Task instructions >>
Give back each line of the material that contains the word "from".

Material shown >>
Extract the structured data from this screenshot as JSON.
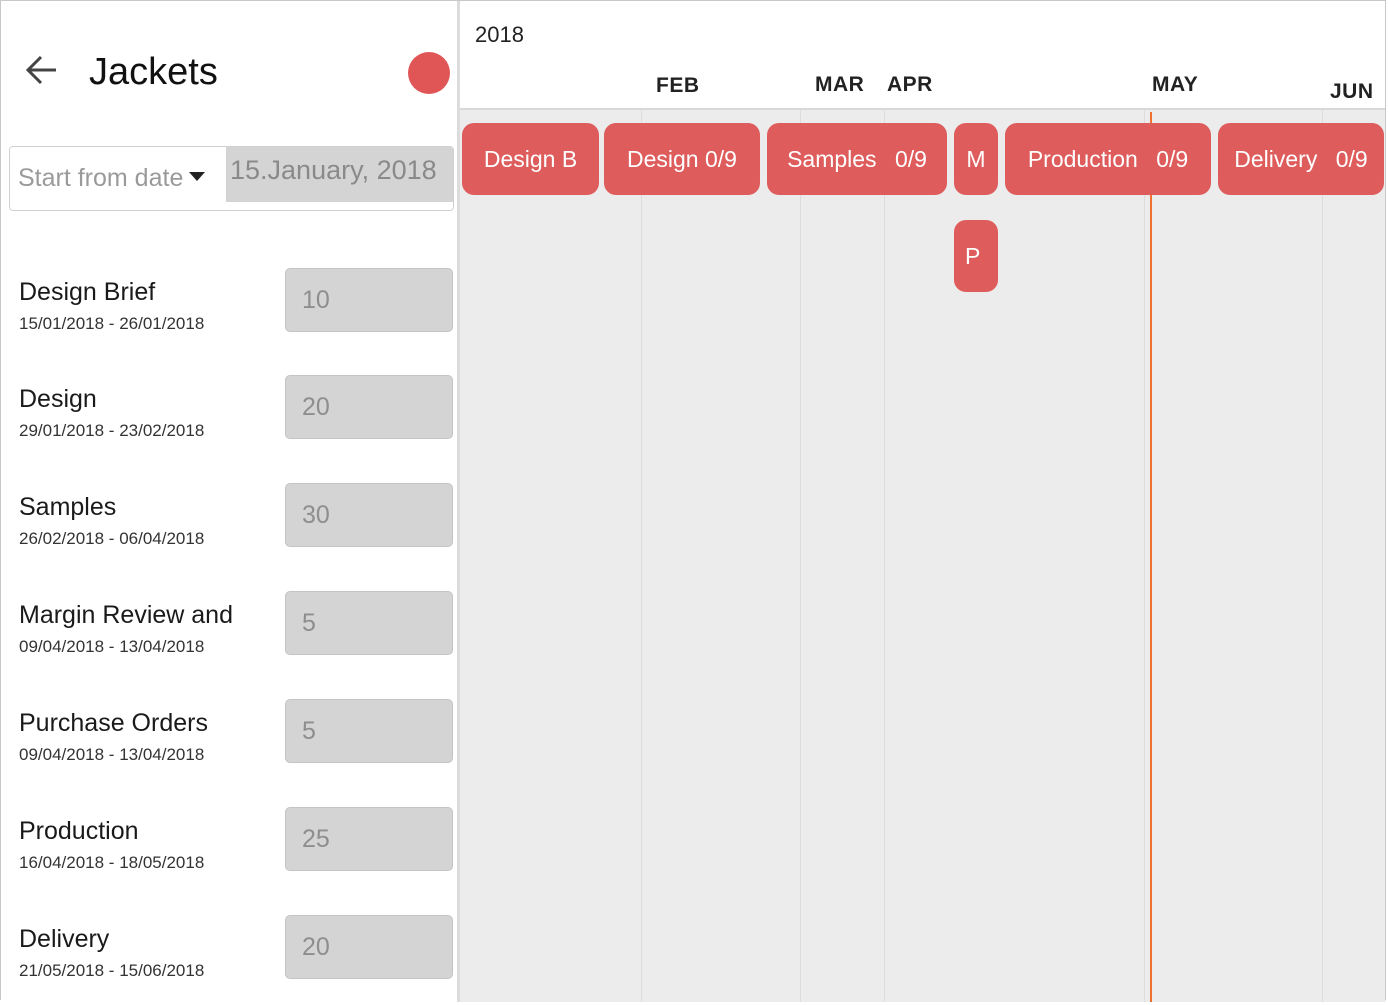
{
  "header": {
    "title": "Jackets",
    "back_icon": "arrow-left-icon",
    "status_color": "#e05555"
  },
  "date_picker": {
    "mode_label": "Start from date",
    "value": "15.January, 2018"
  },
  "phases": [
    {
      "name": "Design Brief",
      "dates": "15/01/2018 - 26/01/2018",
      "duration": "10"
    },
    {
      "name": "Design",
      "dates": "29/01/2018 - 23/02/2018",
      "duration": "20"
    },
    {
      "name": "Samples",
      "dates": "26/02/2018 - 06/04/2018",
      "duration": "30"
    },
    {
      "name": "Margin Review and",
      "dates": "09/04/2018 - 13/04/2018",
      "duration": "5"
    },
    {
      "name": "Purchase Orders",
      "dates": "09/04/2018 - 13/04/2018",
      "duration": "5"
    },
    {
      "name": "Production",
      "dates": "16/04/2018 - 18/05/2018",
      "duration": "25"
    },
    {
      "name": "Delivery",
      "dates": "21/05/2018 - 15/06/2018",
      "duration": "20"
    }
  ],
  "timeline": {
    "year": "2018",
    "months": [
      "FEB",
      "MAR",
      "APR",
      "MAY",
      "JUN"
    ],
    "bars": [
      {
        "label": "Design B",
        "progress": ""
      },
      {
        "label": "Design",
        "progress": "0/9"
      },
      {
        "label": "Samples",
        "progress": "0/9"
      },
      {
        "label": "M",
        "progress": ""
      },
      {
        "label": "Production",
        "progress": "0/9"
      },
      {
        "label": "Delivery",
        "progress": "0/9"
      },
      {
        "label": "P",
        "progress": ""
      }
    ],
    "bar_color": "#de5c5c",
    "today_color": "#f07030"
  }
}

Response to this exercise >>
Extract the structured data from this screenshot as JSON.
    "mode_label": "Start from date",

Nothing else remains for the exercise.